Much was made of the trade acquisition and subsequent signing of Kevin Kolb by the Arizona Cardinals this offseason, and the team did so with the intention of having the quarterback be its starter for years to come. And he could well do so.
But it's worth noting that if Kolb's production doesn't improve in the near future, the Cardinals could move on with minimal financial and salary-cap ramifications, according to the quarterback's contract.
Kolb missed significant time earlier this season with foot and ankle injuries, and he isn't likely to play Sunday against the Cleveland Browns as he recovers from a concussion.
Kolb will earn a $10 million signing bonus and $2 million salary in 2011. He's due a $7 million roster bonus this March, which conceivably could be declined by the Cardinals, meaning they would could get out of Kolb's deal after paying him just $12 million over one year.
Kolb has a $1 million salary in 2012, bringing his total compensation for that year to $8 million, and $20 million over the first two years of the deal.
With a $9 million salary and $2 million roster bonus due to Kolb in 2013, the Cardinals again have another chance to move on with limited finacial ramifications at the beginning of that league year.
If Kolb were released in 2013 -- when the salary cap projects to jump considerably -- he would count just $6 million in dead cap space.
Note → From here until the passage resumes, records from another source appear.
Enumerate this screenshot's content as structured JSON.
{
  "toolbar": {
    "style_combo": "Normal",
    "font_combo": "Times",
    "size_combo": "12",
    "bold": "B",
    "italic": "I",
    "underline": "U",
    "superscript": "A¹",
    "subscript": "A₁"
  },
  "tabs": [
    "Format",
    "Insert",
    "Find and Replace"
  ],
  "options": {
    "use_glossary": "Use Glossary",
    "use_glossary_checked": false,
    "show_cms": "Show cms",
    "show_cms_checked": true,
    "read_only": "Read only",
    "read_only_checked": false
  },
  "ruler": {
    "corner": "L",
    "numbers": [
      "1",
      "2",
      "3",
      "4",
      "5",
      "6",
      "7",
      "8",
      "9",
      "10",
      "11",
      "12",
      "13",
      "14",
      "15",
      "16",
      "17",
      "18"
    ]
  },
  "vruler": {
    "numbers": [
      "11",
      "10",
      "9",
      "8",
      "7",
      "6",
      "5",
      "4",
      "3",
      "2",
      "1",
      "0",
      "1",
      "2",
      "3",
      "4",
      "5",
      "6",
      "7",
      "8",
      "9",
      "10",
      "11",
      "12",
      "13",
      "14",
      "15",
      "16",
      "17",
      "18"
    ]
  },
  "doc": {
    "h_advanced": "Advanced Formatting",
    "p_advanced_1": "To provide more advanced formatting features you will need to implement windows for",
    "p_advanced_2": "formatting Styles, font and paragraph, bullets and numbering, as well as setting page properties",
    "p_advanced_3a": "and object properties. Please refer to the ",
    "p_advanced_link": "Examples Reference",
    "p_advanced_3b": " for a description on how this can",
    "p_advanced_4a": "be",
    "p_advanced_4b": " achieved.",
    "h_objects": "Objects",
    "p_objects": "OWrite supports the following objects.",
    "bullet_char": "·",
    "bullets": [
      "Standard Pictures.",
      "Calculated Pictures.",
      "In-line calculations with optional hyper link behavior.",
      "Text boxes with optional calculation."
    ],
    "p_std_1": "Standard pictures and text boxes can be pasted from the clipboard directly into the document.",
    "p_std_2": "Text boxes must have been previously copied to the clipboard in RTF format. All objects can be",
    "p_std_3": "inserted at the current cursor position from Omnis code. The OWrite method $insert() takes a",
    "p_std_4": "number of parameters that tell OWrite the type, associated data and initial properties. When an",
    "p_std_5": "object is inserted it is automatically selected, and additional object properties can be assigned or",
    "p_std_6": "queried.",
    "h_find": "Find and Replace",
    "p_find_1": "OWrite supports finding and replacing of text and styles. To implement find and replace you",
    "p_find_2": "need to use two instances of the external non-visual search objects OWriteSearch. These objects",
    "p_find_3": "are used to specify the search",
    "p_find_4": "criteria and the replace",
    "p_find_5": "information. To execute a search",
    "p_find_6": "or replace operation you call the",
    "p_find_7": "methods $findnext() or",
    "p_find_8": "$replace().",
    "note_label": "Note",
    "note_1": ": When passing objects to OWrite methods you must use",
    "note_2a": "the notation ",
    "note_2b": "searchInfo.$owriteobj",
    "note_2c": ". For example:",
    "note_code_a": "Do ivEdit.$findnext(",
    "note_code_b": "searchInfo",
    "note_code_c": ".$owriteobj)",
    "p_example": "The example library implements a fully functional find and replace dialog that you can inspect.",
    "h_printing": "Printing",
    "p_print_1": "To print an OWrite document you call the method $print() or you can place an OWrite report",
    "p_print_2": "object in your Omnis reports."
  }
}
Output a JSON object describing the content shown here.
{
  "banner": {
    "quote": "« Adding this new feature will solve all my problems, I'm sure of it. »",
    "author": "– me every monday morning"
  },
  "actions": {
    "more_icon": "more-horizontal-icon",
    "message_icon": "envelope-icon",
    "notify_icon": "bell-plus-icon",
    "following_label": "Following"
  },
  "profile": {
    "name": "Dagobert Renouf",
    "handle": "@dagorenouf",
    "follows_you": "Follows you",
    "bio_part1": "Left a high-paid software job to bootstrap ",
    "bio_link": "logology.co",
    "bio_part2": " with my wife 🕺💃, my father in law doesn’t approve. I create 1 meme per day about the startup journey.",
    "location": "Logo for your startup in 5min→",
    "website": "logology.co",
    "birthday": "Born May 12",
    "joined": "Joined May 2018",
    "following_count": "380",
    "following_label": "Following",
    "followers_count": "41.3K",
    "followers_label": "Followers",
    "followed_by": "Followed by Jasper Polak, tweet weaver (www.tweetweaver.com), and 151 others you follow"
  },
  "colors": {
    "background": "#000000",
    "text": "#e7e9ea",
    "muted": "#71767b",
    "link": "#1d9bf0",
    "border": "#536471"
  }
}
He would count $8 million against the salary cap if released in 2012, but the team would save $8 million in real dollars by not owing him his $7 million roster bonus and $1 million salary.
Kolb currently is set to count $10.5 million against the 2012 cap.